I was telling him about how virtually all of the gay bars in Portland used to be on a three block stretch of Stark Street, commonly referred to as Vaseline Alley.  Starting where Stark breaks off of Burnside you had The Eagle, Silverado’s was on the next block which has been completely taken over by the McMenamin’s businesses – I’m not sure why there is a Army Surplus Jeep in the basement that used to be a sex club called Club Portland, but that’s what I hear happened.  On the next block you had Three Sister’s, lovingly called Six Tits, where you could see straight guys strip for gay guy’s discretionary tip money while their girlfriends watched.  And then the big finish of Boxxes, Brig and Panorama across from the original locations for CC Slaughters and Scandals just below 10th Street.  Scandals is the only gay bar left on the street now.  Everything else has scattered to make way for boutique hotels, upscale shops and overpriced hipster cafes and bars.

It’s progress.

Unforgivable in some people’s minds, but for me…completely the opposite.  Half of the displaced bars simply ceased to exist.  The remaining scattered to different quadrants of town from SW to NW to North Portland – affectionately called Portland’s Fifth Quadrant, because Portland does like to be weird.  Or be bad at math and cartography stuff.

What others see as gentrification gone wild I see as diversifying our brand.  We spread the gays out, diluted their entertainment options and kind of forced gays to suddenly have to pick a favorite to invest in since they couldn’t just hopscotch down the road hitting each of the bars in turn.  I think it actually strengthened the community as well as the businesses themselves, which is good for us all.

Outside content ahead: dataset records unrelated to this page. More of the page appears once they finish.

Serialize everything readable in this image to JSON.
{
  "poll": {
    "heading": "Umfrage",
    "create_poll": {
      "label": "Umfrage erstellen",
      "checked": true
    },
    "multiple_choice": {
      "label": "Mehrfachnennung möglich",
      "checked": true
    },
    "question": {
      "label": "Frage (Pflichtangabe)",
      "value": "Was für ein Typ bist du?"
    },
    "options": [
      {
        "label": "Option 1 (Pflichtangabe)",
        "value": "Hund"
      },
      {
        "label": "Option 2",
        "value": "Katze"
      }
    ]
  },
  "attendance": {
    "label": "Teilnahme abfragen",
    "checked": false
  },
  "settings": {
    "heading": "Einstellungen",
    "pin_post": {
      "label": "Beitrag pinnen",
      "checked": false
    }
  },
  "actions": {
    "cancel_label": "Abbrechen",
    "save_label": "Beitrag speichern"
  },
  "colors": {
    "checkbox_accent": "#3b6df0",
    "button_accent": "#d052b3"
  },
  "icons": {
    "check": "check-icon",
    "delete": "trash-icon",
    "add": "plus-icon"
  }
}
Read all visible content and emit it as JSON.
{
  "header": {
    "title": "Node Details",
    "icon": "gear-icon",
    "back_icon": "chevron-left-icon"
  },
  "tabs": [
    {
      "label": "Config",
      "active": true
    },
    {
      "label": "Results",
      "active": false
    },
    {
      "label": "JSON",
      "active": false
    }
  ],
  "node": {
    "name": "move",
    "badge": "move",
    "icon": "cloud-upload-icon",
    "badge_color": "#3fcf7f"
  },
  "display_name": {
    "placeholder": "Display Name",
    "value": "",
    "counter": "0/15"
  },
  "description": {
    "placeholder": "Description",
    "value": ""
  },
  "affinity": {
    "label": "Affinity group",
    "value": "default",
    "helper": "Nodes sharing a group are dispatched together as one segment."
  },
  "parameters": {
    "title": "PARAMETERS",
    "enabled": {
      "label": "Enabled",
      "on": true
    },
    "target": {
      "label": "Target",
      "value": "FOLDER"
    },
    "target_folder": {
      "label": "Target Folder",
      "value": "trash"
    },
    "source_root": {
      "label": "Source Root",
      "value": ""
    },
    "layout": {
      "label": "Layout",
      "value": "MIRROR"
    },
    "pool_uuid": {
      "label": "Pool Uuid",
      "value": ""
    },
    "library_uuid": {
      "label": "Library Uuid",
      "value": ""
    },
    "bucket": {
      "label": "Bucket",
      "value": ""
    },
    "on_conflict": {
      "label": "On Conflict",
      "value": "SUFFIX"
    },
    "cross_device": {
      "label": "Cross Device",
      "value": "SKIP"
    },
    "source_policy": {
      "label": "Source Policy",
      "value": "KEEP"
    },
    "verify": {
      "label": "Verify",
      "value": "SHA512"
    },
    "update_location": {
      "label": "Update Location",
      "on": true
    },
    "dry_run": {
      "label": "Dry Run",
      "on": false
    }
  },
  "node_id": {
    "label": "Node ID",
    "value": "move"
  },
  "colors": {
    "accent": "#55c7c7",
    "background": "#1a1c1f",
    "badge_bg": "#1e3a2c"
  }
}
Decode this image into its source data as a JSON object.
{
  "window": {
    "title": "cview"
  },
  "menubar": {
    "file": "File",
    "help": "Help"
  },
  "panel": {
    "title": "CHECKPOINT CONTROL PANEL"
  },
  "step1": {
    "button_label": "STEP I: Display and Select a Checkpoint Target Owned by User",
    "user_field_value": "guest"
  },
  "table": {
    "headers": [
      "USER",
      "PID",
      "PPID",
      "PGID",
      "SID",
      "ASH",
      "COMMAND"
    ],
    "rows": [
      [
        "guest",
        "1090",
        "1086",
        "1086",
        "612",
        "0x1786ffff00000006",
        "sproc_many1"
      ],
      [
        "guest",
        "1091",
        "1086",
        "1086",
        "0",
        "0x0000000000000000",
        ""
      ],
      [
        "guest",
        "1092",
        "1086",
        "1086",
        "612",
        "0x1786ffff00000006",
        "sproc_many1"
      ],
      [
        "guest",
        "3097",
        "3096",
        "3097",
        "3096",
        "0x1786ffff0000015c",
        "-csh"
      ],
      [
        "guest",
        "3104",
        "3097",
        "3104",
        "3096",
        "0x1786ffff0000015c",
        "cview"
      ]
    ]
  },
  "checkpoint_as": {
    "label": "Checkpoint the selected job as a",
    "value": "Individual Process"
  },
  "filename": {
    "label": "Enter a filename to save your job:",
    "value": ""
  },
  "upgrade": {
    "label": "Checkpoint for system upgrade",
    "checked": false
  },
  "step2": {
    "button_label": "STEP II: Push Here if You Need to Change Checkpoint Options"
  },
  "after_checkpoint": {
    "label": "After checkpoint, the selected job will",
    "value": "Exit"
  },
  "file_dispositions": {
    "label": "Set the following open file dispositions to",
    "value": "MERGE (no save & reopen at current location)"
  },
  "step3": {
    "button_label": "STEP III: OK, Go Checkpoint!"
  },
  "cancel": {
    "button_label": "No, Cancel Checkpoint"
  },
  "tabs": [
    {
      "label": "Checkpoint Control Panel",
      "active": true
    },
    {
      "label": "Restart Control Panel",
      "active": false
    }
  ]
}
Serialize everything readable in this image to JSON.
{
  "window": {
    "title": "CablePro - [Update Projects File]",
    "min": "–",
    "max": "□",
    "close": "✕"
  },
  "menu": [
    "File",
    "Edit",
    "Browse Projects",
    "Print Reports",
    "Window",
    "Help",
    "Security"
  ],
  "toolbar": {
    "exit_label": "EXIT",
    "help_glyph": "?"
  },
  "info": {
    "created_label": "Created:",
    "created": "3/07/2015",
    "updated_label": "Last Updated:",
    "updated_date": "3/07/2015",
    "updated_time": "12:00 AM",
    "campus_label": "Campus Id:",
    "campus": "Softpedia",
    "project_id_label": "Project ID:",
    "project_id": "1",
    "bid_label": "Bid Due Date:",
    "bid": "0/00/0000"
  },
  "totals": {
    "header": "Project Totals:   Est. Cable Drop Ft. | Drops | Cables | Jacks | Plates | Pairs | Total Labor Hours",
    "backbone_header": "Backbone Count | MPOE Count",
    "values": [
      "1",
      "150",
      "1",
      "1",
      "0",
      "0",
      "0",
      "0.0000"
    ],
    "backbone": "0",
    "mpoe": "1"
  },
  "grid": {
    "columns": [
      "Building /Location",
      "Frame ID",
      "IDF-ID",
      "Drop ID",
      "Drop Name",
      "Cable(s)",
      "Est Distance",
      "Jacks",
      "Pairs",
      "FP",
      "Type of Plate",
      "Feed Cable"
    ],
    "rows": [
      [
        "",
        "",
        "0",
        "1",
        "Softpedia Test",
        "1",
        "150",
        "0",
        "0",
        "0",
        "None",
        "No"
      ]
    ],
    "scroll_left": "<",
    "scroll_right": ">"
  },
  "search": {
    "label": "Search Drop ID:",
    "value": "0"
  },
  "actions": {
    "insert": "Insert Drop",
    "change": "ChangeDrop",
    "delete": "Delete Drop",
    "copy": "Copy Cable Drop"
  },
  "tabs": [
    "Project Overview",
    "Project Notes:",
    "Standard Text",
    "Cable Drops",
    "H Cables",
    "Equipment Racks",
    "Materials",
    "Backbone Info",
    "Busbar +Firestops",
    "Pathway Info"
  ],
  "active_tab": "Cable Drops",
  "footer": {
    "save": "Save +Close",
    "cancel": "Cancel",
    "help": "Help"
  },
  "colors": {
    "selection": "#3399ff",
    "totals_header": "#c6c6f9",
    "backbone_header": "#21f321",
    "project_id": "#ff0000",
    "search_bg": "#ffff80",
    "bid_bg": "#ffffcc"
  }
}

Capitol Hill in Seattle faces the same fate as gentrification from overpaid, over-imported and overwhelmingly heterosexual tech employees move to the areas adjacent to their new jobs in Seattle’s downtown core and South Lake Union neighborhoods.  The public (gay) outcry was legitimate but probably short sighted.  The gay enclave of Cap Hill needed to be broken up.  We were kind of bullies in our roles as Queen of the Hill.  To each other.  It was a live action version of what I see on line and in app behavior:  you could be talking to someone in a bar or even on a date and not be able to avoid the feeling that they were looking over your shoulder or around the corner to see who was on the horizon.  It’s the Sidewalk Sale all over again.

Talk about someone kissing you with their eyes open.

Just like Portland gays had to make deliberate attempts and decisions in their nightlife after the demise of Vaseline Alley, I see opportunities for the gays of Seattle to come back more into touch with actual one-on-one dating and relationships once they are scattered across the neighboring communities and have less distraction to take their attention off of what’s right in front of them.

So, maybe we’ll grow out of this FOMO culture organically.  At least as it largely impacts relationships within my particular subculture.  But the gays have long been relied upon to be trend setters.  So goes the evolution of dating and relationships with the gays, so follows the country.

We’ll see.

I still think intentional behaviors are better than reactionary behaviors, but that might be asking too much.  Maybe we all need to suffer together in order to grow.  Safety in numbers.  Maybe the solution isn’t so much a Norma Rae type moment where one voice can make a movement – ok, I could have used Gandhi there, not sure why I defaulted to Sally Field – rather, more of a Darwinism type moment where we have to fight to ensure the life and culture that we love survives and what is actually important to us thrives.  Let me tell you, as the Cap Hill enclave has broken up, I have seen more announcements of relationships and marriages than I have announcements of relationships ending.  That’s a positive change from past behavior.  No one in Seattle is going to get in a car for a hook-up.  No piece of ass is worth that traffic nightmare, they will lock down what they have.  Nearby.

Stand by.  You know I’ll be here observing and won’t be shy about vomiting my opinions onto the poor, unsuspecting world-wide web.

FOMO